**DIRECTIONS FOR THIS TASK**
From the records, return each line that has the word "title" in it.

[[ DATASET ENTRIES open ]]

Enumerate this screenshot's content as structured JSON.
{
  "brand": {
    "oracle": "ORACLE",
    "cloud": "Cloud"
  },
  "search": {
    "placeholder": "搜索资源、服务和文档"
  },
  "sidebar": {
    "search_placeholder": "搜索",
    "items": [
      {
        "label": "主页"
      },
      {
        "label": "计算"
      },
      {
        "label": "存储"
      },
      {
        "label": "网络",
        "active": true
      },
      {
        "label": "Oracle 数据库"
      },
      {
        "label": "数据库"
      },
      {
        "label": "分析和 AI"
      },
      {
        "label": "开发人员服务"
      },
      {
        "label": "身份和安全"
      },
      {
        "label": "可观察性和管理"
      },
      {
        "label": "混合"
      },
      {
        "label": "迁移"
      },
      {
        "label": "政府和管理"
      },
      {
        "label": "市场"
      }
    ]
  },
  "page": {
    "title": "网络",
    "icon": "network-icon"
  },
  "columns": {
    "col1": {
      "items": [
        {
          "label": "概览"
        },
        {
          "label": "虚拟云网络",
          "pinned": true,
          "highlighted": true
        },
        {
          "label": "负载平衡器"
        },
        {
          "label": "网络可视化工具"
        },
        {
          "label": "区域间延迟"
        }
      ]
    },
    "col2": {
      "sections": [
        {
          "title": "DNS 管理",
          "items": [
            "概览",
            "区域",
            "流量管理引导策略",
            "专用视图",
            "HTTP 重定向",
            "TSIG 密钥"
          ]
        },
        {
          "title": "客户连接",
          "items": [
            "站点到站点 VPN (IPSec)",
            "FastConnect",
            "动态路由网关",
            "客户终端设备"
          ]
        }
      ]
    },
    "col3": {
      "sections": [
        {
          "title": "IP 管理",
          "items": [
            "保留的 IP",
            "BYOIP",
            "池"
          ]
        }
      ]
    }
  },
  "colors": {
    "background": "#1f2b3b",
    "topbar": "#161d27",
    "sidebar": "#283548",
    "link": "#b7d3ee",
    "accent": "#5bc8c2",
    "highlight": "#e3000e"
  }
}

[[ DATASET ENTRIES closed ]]

**COMPLETED TASK**
    "title": "网络",
          "title": "DNS 管理",
          "title": "客户连接",
          "title": "IP 管理",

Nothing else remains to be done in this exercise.